___ Entries shown

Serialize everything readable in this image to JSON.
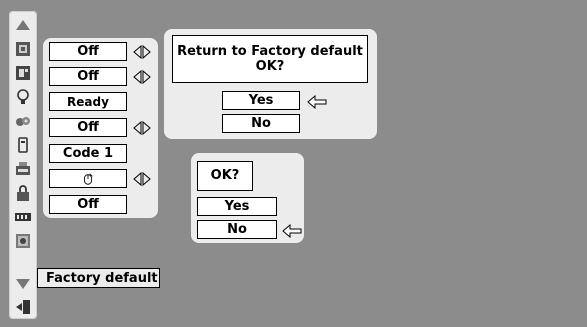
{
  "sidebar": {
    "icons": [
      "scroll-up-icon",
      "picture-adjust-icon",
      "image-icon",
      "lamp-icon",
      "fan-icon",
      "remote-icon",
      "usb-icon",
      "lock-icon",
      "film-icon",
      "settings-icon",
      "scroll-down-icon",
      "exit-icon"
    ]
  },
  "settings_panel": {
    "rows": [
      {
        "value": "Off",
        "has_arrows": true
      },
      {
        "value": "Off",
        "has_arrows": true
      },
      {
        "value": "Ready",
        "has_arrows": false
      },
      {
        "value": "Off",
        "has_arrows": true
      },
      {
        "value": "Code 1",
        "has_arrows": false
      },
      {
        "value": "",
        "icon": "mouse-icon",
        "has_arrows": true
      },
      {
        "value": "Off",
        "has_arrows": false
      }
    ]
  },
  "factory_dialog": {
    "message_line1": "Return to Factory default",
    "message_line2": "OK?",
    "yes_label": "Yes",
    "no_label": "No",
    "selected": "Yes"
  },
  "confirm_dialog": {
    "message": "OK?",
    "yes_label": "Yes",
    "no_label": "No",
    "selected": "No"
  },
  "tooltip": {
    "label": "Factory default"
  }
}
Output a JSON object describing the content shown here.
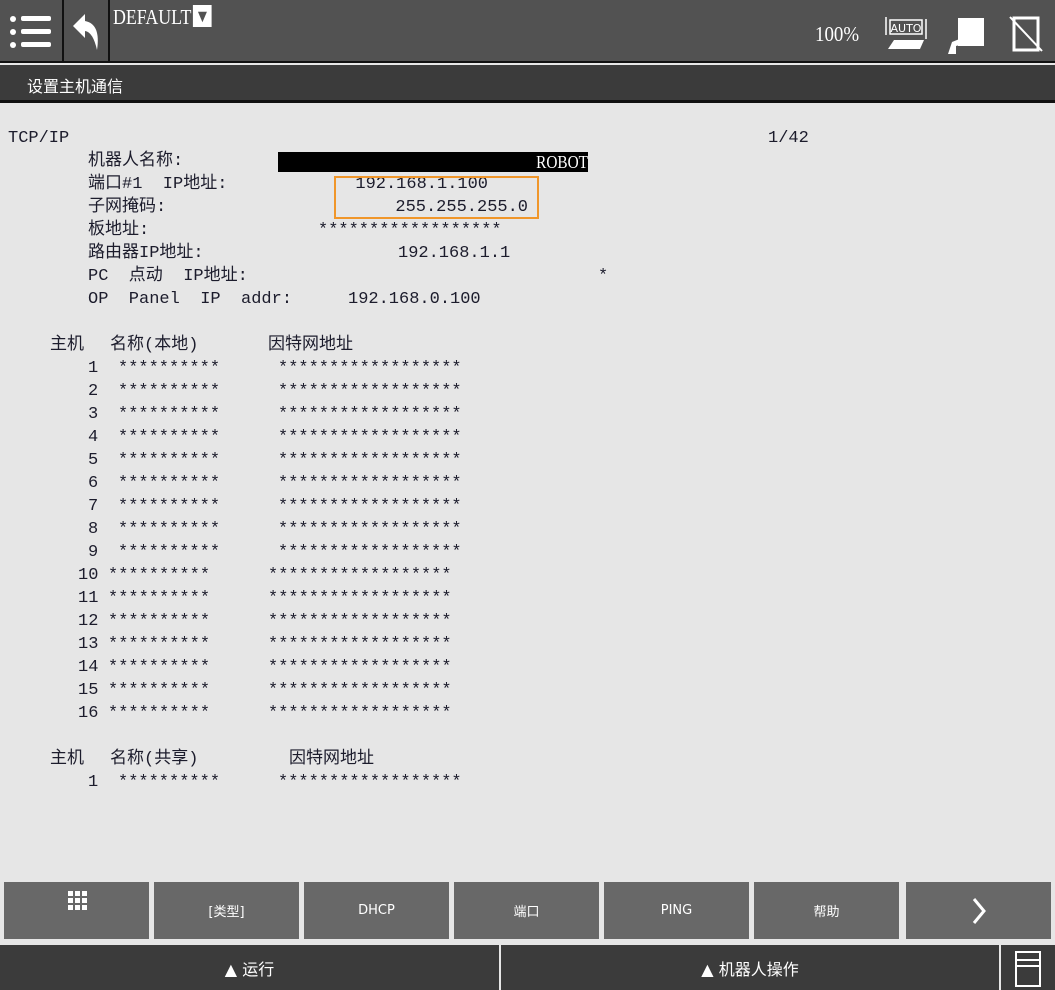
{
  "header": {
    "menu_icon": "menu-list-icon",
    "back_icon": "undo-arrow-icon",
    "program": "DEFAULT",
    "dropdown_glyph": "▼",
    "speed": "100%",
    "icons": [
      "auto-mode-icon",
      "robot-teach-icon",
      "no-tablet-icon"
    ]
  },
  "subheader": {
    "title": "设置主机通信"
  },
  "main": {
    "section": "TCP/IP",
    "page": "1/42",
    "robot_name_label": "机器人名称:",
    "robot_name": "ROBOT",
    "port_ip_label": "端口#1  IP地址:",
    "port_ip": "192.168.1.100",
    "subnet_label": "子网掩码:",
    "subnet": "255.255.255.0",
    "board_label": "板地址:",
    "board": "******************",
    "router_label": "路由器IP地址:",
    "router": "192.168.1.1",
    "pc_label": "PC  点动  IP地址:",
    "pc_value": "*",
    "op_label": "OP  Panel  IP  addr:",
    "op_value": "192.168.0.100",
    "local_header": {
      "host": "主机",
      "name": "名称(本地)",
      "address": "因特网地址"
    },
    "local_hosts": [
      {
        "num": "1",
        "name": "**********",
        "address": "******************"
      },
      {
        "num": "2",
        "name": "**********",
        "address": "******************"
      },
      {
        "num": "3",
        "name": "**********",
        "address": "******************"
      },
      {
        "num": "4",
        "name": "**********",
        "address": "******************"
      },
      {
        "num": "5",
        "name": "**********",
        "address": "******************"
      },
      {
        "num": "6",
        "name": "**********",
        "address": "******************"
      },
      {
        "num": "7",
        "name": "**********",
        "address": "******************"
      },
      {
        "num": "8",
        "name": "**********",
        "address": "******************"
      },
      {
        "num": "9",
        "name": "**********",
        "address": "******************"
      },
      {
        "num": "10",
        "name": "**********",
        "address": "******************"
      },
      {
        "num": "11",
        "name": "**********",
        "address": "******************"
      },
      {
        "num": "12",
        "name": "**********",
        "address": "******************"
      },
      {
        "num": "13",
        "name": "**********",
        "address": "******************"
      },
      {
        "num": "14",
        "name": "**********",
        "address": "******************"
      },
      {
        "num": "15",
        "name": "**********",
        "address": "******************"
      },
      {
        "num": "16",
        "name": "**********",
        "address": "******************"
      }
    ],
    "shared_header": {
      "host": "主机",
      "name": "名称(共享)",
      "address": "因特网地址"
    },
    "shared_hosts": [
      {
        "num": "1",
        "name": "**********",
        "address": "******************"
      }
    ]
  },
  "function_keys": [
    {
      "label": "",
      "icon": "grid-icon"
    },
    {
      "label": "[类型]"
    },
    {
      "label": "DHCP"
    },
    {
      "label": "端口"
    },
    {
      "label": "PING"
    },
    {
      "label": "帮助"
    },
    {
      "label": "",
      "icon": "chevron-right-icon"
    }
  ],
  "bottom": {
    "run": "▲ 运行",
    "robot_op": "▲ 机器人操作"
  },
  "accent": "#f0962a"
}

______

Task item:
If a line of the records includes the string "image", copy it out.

The completed task:
Serialize everything readable in this image to JSON.
      "image-icon",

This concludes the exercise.